(Items from an interface collection)
_ _ _ _

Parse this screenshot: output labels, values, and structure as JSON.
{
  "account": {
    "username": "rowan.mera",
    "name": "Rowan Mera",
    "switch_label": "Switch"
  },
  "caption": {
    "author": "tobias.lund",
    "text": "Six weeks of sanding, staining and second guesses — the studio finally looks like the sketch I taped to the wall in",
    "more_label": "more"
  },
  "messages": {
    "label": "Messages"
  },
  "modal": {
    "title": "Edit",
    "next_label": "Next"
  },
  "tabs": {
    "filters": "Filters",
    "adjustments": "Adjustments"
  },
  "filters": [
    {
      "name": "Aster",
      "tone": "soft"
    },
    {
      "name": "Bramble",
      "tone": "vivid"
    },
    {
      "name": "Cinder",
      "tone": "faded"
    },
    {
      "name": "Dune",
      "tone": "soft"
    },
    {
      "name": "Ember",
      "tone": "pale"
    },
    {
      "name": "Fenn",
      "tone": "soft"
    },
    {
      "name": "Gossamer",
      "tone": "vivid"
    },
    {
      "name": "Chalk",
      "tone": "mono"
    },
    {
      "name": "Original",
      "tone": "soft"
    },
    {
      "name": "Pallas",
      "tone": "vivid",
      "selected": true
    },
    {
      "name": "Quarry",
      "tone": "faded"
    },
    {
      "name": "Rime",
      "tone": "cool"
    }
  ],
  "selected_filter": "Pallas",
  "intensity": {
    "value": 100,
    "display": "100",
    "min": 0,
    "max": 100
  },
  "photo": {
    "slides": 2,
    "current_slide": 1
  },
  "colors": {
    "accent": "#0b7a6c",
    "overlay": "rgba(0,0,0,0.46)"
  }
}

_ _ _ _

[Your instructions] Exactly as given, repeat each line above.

[Written solution]
Parse this screenshot: output labels, values, and structure as JSON.
{
  "account": {
    "username": "rowan.mera",
    "name": "Rowan Mera",
    "switch_label": "Switch"
  },
  "caption": {
    "author": "tobias.lund",
    "text": "Six weeks of sanding, staining and second guesses — the studio finally looks like the sketch I taped to the wall in",
    "more_label": "more"
  },
  "messages": {
    "label": "Messages"
  },
  "modal": {
    "title": "Edit",
    "next_label": "Next"
  },
  "tabs": {
    "filters": "Filters",
    "adjustments": "Adjustments"
  },
  "filters": [
    {
      "name": "Aster",
      "tone": "soft"
    },
    {
      "name": "Bramble",
      "tone": "vivid"
    },
    {
      "name": "Cinder",
      "tone": "faded"
    },
    {
      "name": "Dune",
      "tone": "soft"
    },
    {
      "name": "Ember",
      "tone": "pale"
    },
    {
      "name": "Fenn",
      "tone": "soft"
    },
    {
      "name": "Gossamer",
      "tone": "vivid"
    },
    {
      "name": "Chalk",
      "tone": "mono"
    },
    {
      "name": "Original",
      "tone": "soft"
    },
    {
      "name": "Pallas",
      "tone": "vivid",
      "selected": true
    },
    {
      "name": "Quarry",
      "tone": "faded"
    },
    {
      "name": "Rime",
      "tone": "cool"
    }
  ],
  "selected_filter": "Pallas",
  "intensity": {
    "value": 100,
    "display": "100",
    "min": 0,
    "max": 100
  },
  "photo": {
    "slides": 2,
    "current_slide": 1
  },
  "colors": {
    "accent": "#0b7a6c",
    "overlay": "rgba(0,0,0,0.46)"
  }
}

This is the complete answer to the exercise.